By Sean Yoes, AFRO Baltimore

The narrative of Black boys being punished more severely and more frequently than their White counterparts in public schools for the same offenses has become well known. But, a new report finds Black girls who attend Baltimore City public schools face a similar fate as Black boys when it comes to discipline for their behavior.

“…National data show that Black girls are the fastest growing demographic affected by school discipline, arrests, and referrals to the juvenile justice system,” according to the report, “Our Girls, Our Future: Investing in Opportunity and Reducing Reliance on the Criminal Justice System in Baltimore.” The report is published by the Thurgood Marshall Institute of the Legal Defense Fund of the NAACP.

A new report from the NAACP says girls in the Baltimore public school system are punished more frequently than their White counterparts. (Courtesy photo)

The findings of the report lay out the perils facing Black children who are part of a deeply segregated public school system, within a deeply segregated city.

“The School District is 81% Black…the stark racial isolation of Black students in BCPSS, while surrounding school districts offer greater racial and economic diversity. As a result of this isolation, the challenges correlated with poverty and racial segregation are concentrated in BCPSS schools,” according to the report.

“Despite the social, emotional, and educational needs of students in BCPSS schools, many of the girls and young women interviewed for this report indicated that their schools failed to provide reasonable conditions for learning, including heat and secure bathrooms.”

Those unacceptable conditions highlighted in the report were exemplified during a week in January when several schools were without heat when temperatures were freezing or near freezing outdoors.

“It affected my school a lot `cause we were still open and you had kids that was in the classroom with their jackets on,” an unidentified student in the report said. “And then at my school they’ll be like `oh you can’t wear outerwear, you can’t wear outerwear in school,’ so sometimes they’ll make you take `em off. So when it got really cold, it was like why the school not closed if y’all don’t have no heat?”

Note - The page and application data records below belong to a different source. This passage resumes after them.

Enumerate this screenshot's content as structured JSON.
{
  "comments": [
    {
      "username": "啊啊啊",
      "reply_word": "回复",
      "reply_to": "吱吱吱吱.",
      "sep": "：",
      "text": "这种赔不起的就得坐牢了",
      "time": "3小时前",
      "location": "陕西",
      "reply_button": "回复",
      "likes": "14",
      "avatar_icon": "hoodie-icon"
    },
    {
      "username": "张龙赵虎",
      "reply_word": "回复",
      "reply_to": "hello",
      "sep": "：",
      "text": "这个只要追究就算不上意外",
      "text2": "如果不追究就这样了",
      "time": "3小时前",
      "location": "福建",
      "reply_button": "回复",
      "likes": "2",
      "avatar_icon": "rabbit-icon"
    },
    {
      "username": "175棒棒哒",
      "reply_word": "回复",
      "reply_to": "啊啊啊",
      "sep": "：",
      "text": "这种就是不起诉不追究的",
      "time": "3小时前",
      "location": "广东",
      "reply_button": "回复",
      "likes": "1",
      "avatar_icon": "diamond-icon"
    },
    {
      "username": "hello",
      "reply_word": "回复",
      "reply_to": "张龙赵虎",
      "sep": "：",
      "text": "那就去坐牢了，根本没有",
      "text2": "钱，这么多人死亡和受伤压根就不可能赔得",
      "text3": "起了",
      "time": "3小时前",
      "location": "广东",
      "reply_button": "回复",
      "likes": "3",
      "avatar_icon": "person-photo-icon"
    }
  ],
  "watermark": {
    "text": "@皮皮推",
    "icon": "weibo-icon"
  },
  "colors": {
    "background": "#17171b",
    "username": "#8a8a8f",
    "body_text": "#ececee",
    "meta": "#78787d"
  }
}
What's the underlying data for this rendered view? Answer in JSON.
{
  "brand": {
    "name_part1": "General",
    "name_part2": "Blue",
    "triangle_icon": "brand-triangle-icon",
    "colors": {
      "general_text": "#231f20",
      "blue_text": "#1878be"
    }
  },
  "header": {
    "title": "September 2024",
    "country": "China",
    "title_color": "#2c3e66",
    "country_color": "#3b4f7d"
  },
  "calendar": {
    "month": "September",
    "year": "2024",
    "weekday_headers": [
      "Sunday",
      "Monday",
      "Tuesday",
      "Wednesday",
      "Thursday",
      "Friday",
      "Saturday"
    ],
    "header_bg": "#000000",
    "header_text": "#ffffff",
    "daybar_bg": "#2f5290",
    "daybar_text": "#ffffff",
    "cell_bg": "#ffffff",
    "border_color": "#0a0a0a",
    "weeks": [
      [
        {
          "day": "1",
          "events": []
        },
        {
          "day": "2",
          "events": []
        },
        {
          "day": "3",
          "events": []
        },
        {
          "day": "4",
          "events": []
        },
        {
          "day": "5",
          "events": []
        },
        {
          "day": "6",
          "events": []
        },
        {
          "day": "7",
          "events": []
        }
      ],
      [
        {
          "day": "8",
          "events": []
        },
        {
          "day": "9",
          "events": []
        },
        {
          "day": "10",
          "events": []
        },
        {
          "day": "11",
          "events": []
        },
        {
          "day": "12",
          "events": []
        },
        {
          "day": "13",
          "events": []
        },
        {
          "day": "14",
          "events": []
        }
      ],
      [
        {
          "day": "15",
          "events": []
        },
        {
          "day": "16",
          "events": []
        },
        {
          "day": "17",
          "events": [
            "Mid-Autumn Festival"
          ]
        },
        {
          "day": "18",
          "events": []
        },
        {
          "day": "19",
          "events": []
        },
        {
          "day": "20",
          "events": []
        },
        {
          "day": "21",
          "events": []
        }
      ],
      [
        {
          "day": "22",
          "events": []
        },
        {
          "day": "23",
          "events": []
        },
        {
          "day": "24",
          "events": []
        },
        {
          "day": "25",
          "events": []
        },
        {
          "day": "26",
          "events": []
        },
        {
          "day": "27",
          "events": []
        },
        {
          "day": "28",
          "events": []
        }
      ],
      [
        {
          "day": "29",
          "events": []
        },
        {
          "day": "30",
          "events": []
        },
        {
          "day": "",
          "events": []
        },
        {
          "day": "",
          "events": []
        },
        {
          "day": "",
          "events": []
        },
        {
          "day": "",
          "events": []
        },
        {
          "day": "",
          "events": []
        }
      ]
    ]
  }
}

“I think it goes back to the subjective interpretation of Black girls being defiant, disrespectful, disruptive,” said Yasmene Mumby, a former middle school teacher and community organizer.

“Before you act on your interpretation of a Black girl and her being, you have to ask yourself: `Is this my bias at work? Am I about to act on it and impact a child and a scholar and a full being?” Mumby added. “I think that is the first start, because there is no criminalization of Black girls, there is no pattern of these experiences, without a teacher acting on their subjective interpretation of that child’s being and then starting the pathway to writing them up for disciplinary actions and then that snowballing.”